======== Record extracts ========

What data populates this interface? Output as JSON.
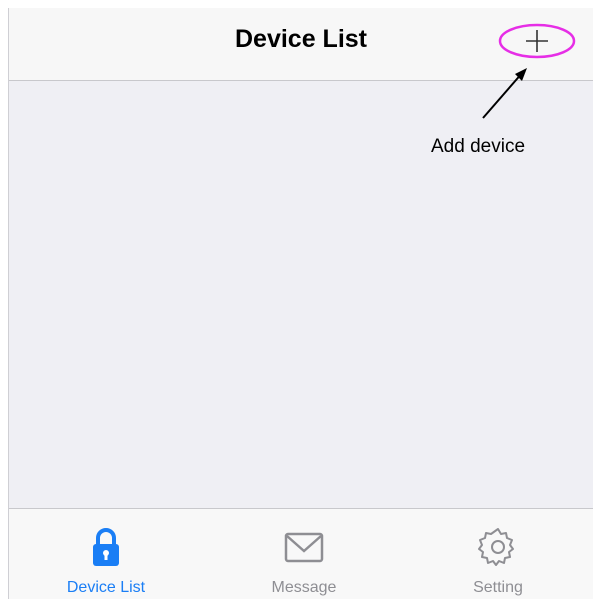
{
  "navbar": {
    "title": "Device List",
    "add_icon": "plus-icon"
  },
  "annotation": {
    "text": "Add device",
    "highlight_color": "#e62ee6"
  },
  "tabbar": {
    "active_color": "#1a7ef5",
    "inactive_color": "#8e8e93",
    "tabs": [
      {
        "label": "Device List",
        "icon": "lock-icon",
        "active": true
      },
      {
        "label": "Message",
        "icon": "envelope-icon",
        "active": false
      },
      {
        "label": "Setting",
        "icon": "gear-icon",
        "active": false
      }
    ]
  }
}
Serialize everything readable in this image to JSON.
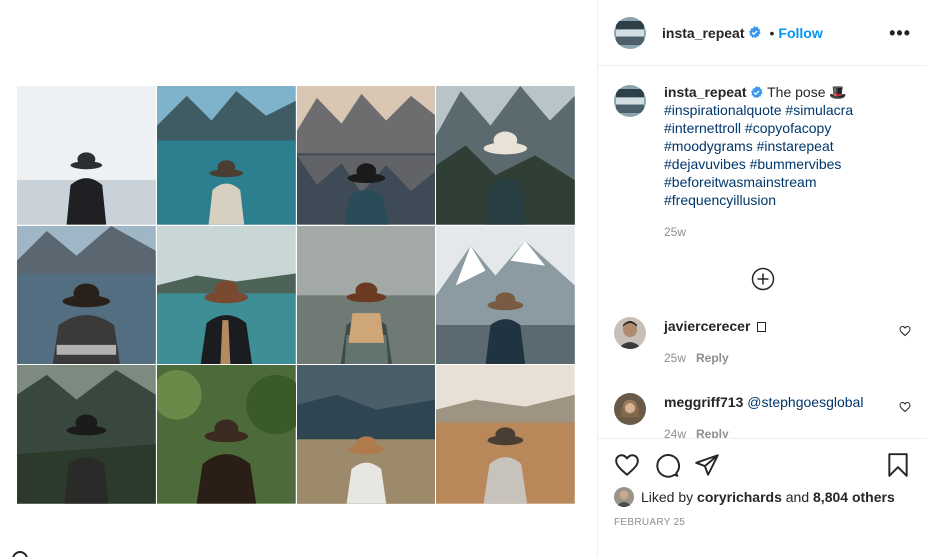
{
  "post": {
    "username": "insta_repeat",
    "follow_label": "Follow",
    "more_label": "•••",
    "dot": "•"
  },
  "caption": {
    "username": "insta_repeat",
    "text": "The pose 🎩",
    "hashtags_line1": "#inspirationalquote #simulacra",
    "hashtags_line2": "#internettroll #copyofacopy",
    "hashtags_line3": "#moodygrams #instarepeat",
    "hashtags_line4": "#dejavuvibes #bummervibes",
    "hashtags_line5": "#beforeitwasmainstream",
    "hashtags_line6": "#frequencyillusion",
    "time": "25w"
  },
  "comments": [
    {
      "username": "javiercerecer",
      "text": "",
      "time": "25w",
      "reply": "Reply"
    },
    {
      "username": "meggriff713",
      "text": "@stephgoesglobal",
      "time": "24w",
      "reply": "Reply"
    }
  ],
  "likes": {
    "prefix": "Liked by",
    "user": "coryrichards",
    "and": "and",
    "count": "8,804 others"
  },
  "date": "FEBRUARY 25",
  "icons": [
    "heart-icon",
    "comment-icon",
    "share-icon",
    "bookmark-icon",
    "verified-icon",
    "add-circle-icon",
    "more-icon"
  ],
  "colors": {
    "link": "#00376b",
    "follow": "#0095f6",
    "meta": "#8e8e8e",
    "verified": "#3897f0"
  }
}
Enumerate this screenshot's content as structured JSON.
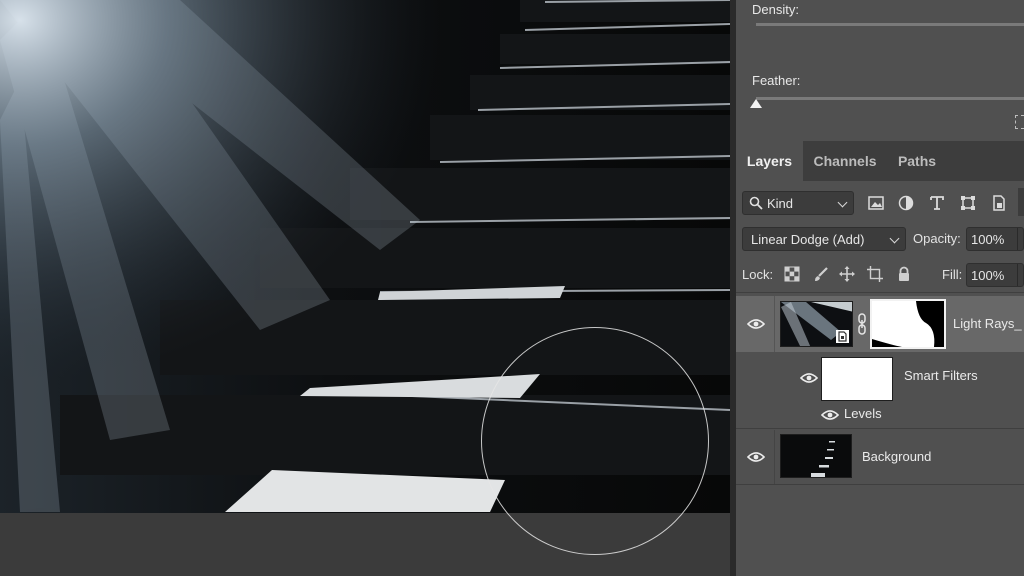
{
  "properties": {
    "density_label": "Density:",
    "feather_label": "Feather:",
    "density_value": 1.0,
    "feather_value": 0.0
  },
  "tabs": [
    {
      "label": "Layers",
      "active": true
    },
    {
      "label": "Channels",
      "active": false
    },
    {
      "label": "Paths",
      "active": false
    }
  ],
  "filter": {
    "kind_label": "Kind",
    "icons": [
      "image-filter-icon",
      "adjustment-filter-icon",
      "type-filter-icon",
      "shape-filter-icon",
      "smart-object-filter-icon"
    ]
  },
  "blend": {
    "mode": "Linear Dodge (Add)",
    "opacity_label": "Opacity:",
    "opacity_value": "100%"
  },
  "lock": {
    "label": "Lock:",
    "fill_label": "Fill:",
    "fill_value": "100%",
    "icons": [
      "lock-transparent-pixels-icon",
      "lock-image-pixels-icon",
      "lock-position-icon",
      "lock-artboard-icon",
      "lock-all-icon"
    ]
  },
  "layers": [
    {
      "name": "Light Rays_",
      "visible": true,
      "selected": true,
      "smart_object": true,
      "has_mask": true
    },
    {
      "name": "Smart Filters",
      "visible": true,
      "type": "smart-filters"
    },
    {
      "name": "Levels",
      "visible": true,
      "type": "filter"
    },
    {
      "name": "Background",
      "visible": true,
      "selected": false
    }
  ],
  "colors": {
    "panel_bg": "#505050",
    "tab_bar_bg": "#3d3d3d",
    "selected_layer_bg": "#686868",
    "canvas_bg": "#3b3b3b"
  }
}
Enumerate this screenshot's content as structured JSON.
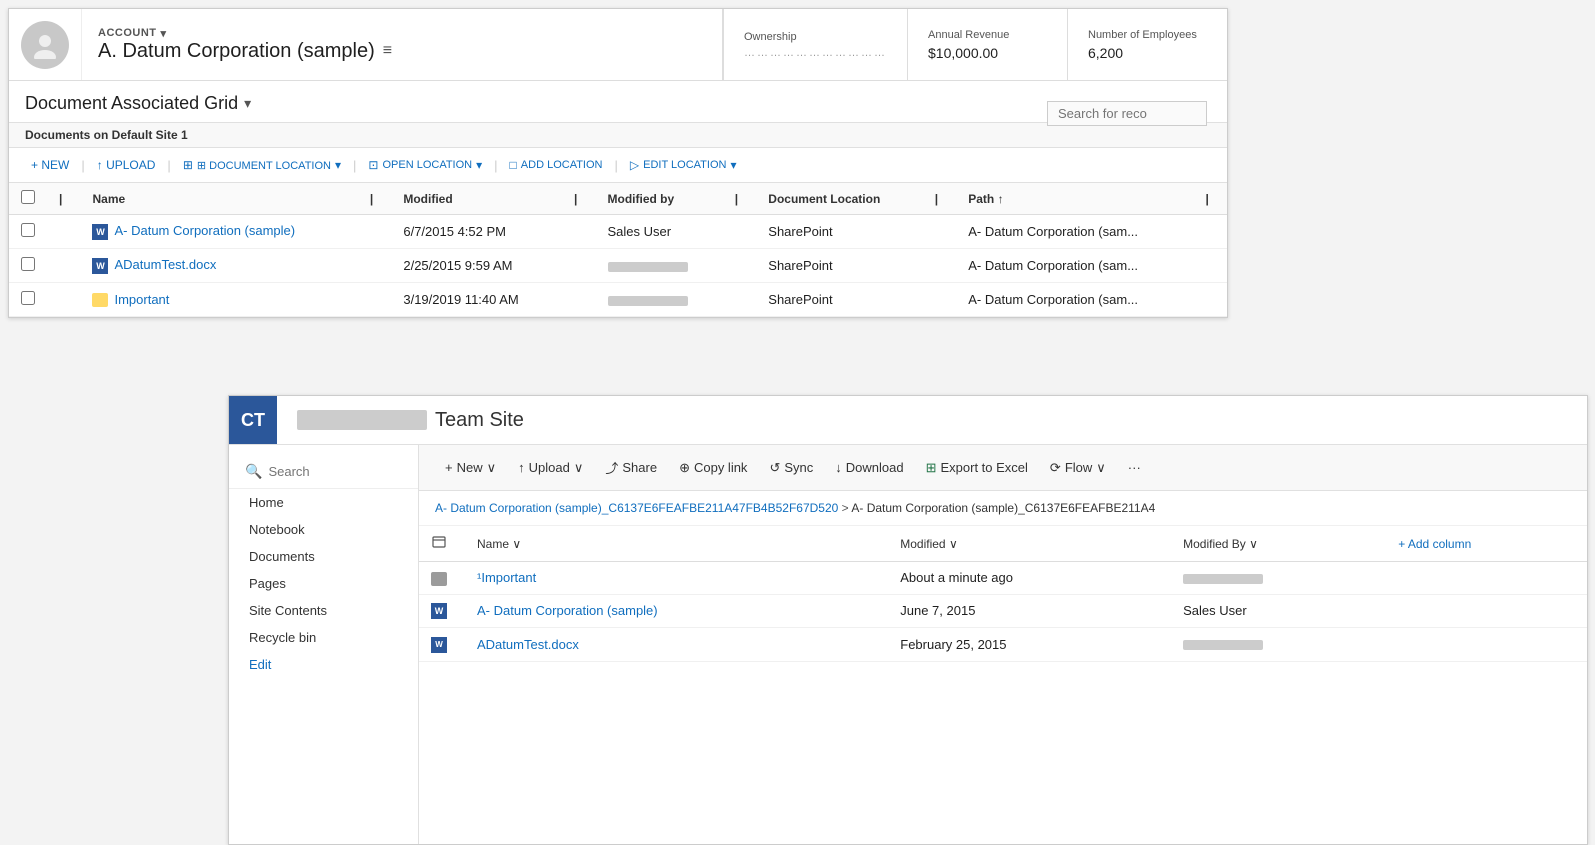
{
  "crm": {
    "account": {
      "label": "ACCOUNT",
      "name": "A. Datum Corporation (sample)",
      "ownership_label": "Ownership",
      "ownership_value": "……………………………",
      "annual_revenue_label": "Annual Revenue",
      "annual_revenue_value": "$10,000.00",
      "employees_label": "Number of Employees",
      "employees_value": "6,200"
    },
    "dag": {
      "title": "Document Associated Grid",
      "search_placeholder": "Search for reco",
      "site_bar": "Documents on Default Site 1",
      "toolbar": {
        "new": "+ NEW",
        "upload": "↑ UPLOAD",
        "document_location": "⊞ DOCUMENT LOCATION",
        "open_location": "⊡ OPEN LOCATION",
        "add_location": "□ ADD LOCATION",
        "edit_location": "▷ EDIT LOCATION"
      },
      "columns": [
        "Name",
        "Modified",
        "Modified by",
        "Document Location",
        "Path ↑"
      ],
      "rows": [
        {
          "icon": "word",
          "name": "A- Datum Corporation (sample)",
          "modified": "6/7/2015 4:52 PM",
          "modified_by": "Sales User",
          "doc_location": "SharePoint",
          "path": "A- Datum Corporation (sam..."
        },
        {
          "icon": "word",
          "name": "ADatumTest.docx",
          "modified": "2/25/2015 9:59 AM",
          "modified_by": "████████████",
          "doc_location": "SharePoint",
          "path": "A- Datum Corporation (sam..."
        },
        {
          "icon": "folder",
          "name": "Important",
          "modified": "3/19/2019 11:40 AM",
          "modified_by": "████ ████",
          "doc_location": "SharePoint",
          "path": "A- Datum Corporation (sam..."
        }
      ]
    }
  },
  "sharepoint": {
    "logo_text": "CT",
    "site_name": "Team Site",
    "site_name_blurred": true,
    "search_placeholder": "Search",
    "nav_items": [
      "Home",
      "Notebook",
      "Documents",
      "Pages",
      "Site Contents",
      "Recycle bin",
      "Edit"
    ],
    "toolbar": {
      "new": "+ New",
      "upload": "↑ Upload",
      "share": "⤴ Share",
      "copy_link": "⊕ Copy link",
      "sync": "↺ Sync",
      "download": "↓ Download",
      "export": "⊞ Export to Excel",
      "flow": "⟳ Flow",
      "more": "···"
    },
    "breadcrumb": {
      "part1": "A- Datum Corporation (sample)_C6137E6FEAFBE211A47FB4B52F67D520",
      "separator": " > ",
      "part2": "A- Datum Corporation (sample)_C6137E6FEAFBE211A4"
    },
    "table": {
      "columns": [
        "Name",
        "Modified",
        "Modified By",
        "+ Add column"
      ],
      "rows": [
        {
          "icon": "folder",
          "name": "¹Important",
          "modified": "About a minute ago",
          "modified_by_blurred": true,
          "modified_by": "████ ████"
        },
        {
          "icon": "word",
          "name": "A- Datum Corporation (sample)",
          "modified": "June 7, 2015",
          "modified_by": "Sales User",
          "modified_by_blurred": false
        },
        {
          "icon": "word-small",
          "name": "ADatumTest.docx",
          "modified": "February 25, 2015",
          "modified_by_blurred": true,
          "modified_by": "████████████"
        }
      ]
    }
  }
}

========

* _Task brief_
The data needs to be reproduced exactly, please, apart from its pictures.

* _Task result_
What data populates this interface? Output as JSON.
{
  "navbar": {
    "title": "Device List",
    "add_icon": "plus-icon"
  },
  "annotation": {
    "text": "Add device",
    "highlight_color": "#e62ee6"
  },
  "tabbar": {
    "active_color": "#1a7ef5",
    "inactive_color": "#8e8e93",
    "tabs": [
      {
        "label": "Device List",
        "icon": "lock-icon",
        "active": true
      },
      {
        "label": "Message",
        "icon": "envelope-icon",
        "active": false
      },
      {
        "label": "Setting",
        "icon": "gear-icon",
        "active": false
      }
    ]
  }
}
Serialize everything readable in this image to JSON.
{
  "post": {
    "username": "insta_repeat",
    "follow_label": "Follow",
    "more_label": "•••",
    "dot": "•"
  },
  "caption": {
    "username": "insta_repeat",
    "text": "The pose 🎩",
    "hashtags_line1": "#inspirationalquote #simulacra",
    "hashtags_line2": "#internettroll #copyofacopy",
    "hashtags_line3": "#moodygrams #instarepeat",
    "hashtags_line4": "#dejavuvibes #bummervibes",
    "hashtags_line5": "#beforeitwasmainstream",
    "hashtags_line6": "#frequencyillusion",
    "time": "25w"
  },
  "comments": [
    {
      "username": "javiercerecer",
      "text": "",
      "time": "25w",
      "reply": "Reply"
    },
    {
      "username": "meggriff713",
      "text": "@stephgoesglobal",
      "time": "24w",
      "reply": "Reply"
    }
  ],
  "likes": {
    "prefix": "Liked by",
    "user": "coryrichards",
    "and": "and",
    "count": "8,804 others"
  },
  "date": "FEBRUARY 25",
  "icons": [
    "heart-icon",
    "comment-icon",
    "share-icon",
    "bookmark-icon",
    "verified-icon",
    "add-circle-icon",
    "more-icon"
  ],
  "colors": {
    "link": "#00376b",
    "follow": "#0095f6",
    "meta": "#8e8e8e",
    "verified": "#3897f0"
  }
}
Enumerate this screenshot's content as structured JSON.
{
  "properties": {
    "density_label": "Density:",
    "feather_label": "Feather:",
    "density_value": 1.0,
    "feather_value": 0.0
  },
  "tabs": [
    {
      "label": "Layers",
      "active": true
    },
    {
      "label": "Channels",
      "active": false
    },
    {
      "label": "Paths",
      "active": false
    }
  ],
  "filter": {
    "kind_label": "Kind",
    "icons": [
      "image-filter-icon",
      "adjustment-filter-icon",
      "type-filter-icon",
      "shape-filter-icon",
      "smart-object-filter-icon"
    ]
  },
  "blend": {
    "mode": "Linear Dodge (Add)",
    "opacity_label": "Opacity:",
    "opacity_value": "100%"
  },
  "lock": {
    "label": "Lock:",
    "fill_label": "Fill:",
    "fill_value": "100%",
    "icons": [
      "lock-transparent-pixels-icon",
      "lock-image-pixels-icon",
      "lock-position-icon",
      "lock-artboard-icon",
      "lock-all-icon"
    ]
  },
  "layers": [
    {
      "name": "Light Rays_",
      "visible": true,
      "selected": true,
      "smart_object": true,
      "has_mask": true
    },
    {
      "name": "Smart Filters",
      "visible": true,
      "type": "smart-filters"
    },
    {
      "name": "Levels",
      "visible": true,
      "type": "filter"
    },
    {
      "name": "Background",
      "visible": true,
      "selected": false
    }
  ],
  "colors": {
    "panel_bg": "#505050",
    "tab_bar_bg": "#3d3d3d",
    "selected_layer_bg": "#686868",
    "canvas_bg": "#3b3b3b"
  }
}
Enumerate this screenshot's content as structured JSON.
{
  "crm": {
    "account": {
      "label": "ACCOUNT",
      "name": "A. Datum Corporation (sample)",
      "ownership_label": "Ownership",
      "ownership_value": "……………………………",
      "annual_revenue_label": "Annual Revenue",
      "annual_revenue_value": "$10,000.00",
      "employees_label": "Number of Employees",
      "employees_value": "6,200"
    },
    "dag": {
      "title": "Document Associated Grid",
      "search_placeholder": "Search for reco",
      "site_bar": "Documents on Default Site 1",
      "toolbar": {
        "new": "+ NEW",
        "upload": "↑ UPLOAD",
        "document_location": "⊞ DOCUMENT LOCATION",
        "open_location": "⊡ OPEN LOCATION",
        "add_location": "□ ADD LOCATION",
        "edit_location": "▷ EDIT LOCATION"
      },
      "columns": [
        "Name",
        "Modified",
        "Modified by",
        "Document Location",
        "Path ↑"
      ],
      "rows": [
        {
          "icon": "word",
          "name": "A- Datum Corporation (sample)",
          "modified": "6/7/2015 4:52 PM",
          "modified_by": "Sales User",
          "doc_location": "SharePoint",
          "path": "A- Datum Corporation (sam..."
        },
        {
          "icon": "word",
          "name": "ADatumTest.docx",
          "modified": "2/25/2015 9:59 AM",
          "modified_by": "████████████",
          "doc_location": "SharePoint",
          "path": "A- Datum Corporation (sam..."
        },
        {
          "icon": "folder",
          "name": "Important",
          "modified": "3/19/2019 11:40 AM",
          "modified_by": "████ ████",
          "doc_location": "SharePoint",
          "path": "A- Datum Corporation (sam..."
        }
      ]
    }
  },
  "sharepoint": {
    "logo_text": "CT",
    "site_name": "Team Site",
    "site_name_blurred": true,
    "search_placeholder": "Search",
    "nav_items": [
      "Home",
      "Notebook",
      "Documents",
      "Pages",
      "Site Contents",
      "Recycle bin",
      "Edit"
    ],
    "toolbar": {
      "new": "+ New",
      "upload": "↑ Upload",
      "share": "⤴ Share",
      "copy_link": "⊕ Copy link",
      "sync": "↺ Sync",
      "download": "↓ Download",
      "export": "⊞ Export to Excel",
      "flow": "⟳ Flow",
      "more": "···"
    },
    "breadcrumb": {
      "part1": "A- Datum Corporation (sample)_C6137E6FEAFBE211A47FB4B52F67D520",
      "separator": " > ",
      "part2": "A- Datum Corporation (sample)_C6137E6FEAFBE211A4"
    },
    "table": {
      "columns": [
        "Name",
        "Modified",
        "Modified By",
        "+ Add column"
      ],
      "rows": [
        {
          "icon": "folder",
          "name": "¹Important",
          "modified": "About a minute ago",
          "modified_by_blurred": true,
          "modified_by": "████ ████"
        },
        {
          "icon": "word",
          "name": "A- Datum Corporation (sample)",
          "modified": "June 7, 2015",
          "modified_by": "Sales User",
          "modified_by_blurred": false
        },
        {
          "icon": "word-small",
          "name": "ADatumTest.docx",
          "modified": "February 25, 2015",
          "modified_by_blurred": true,
          "modified_by": "████████████"
        }
      ]
    }
  }
}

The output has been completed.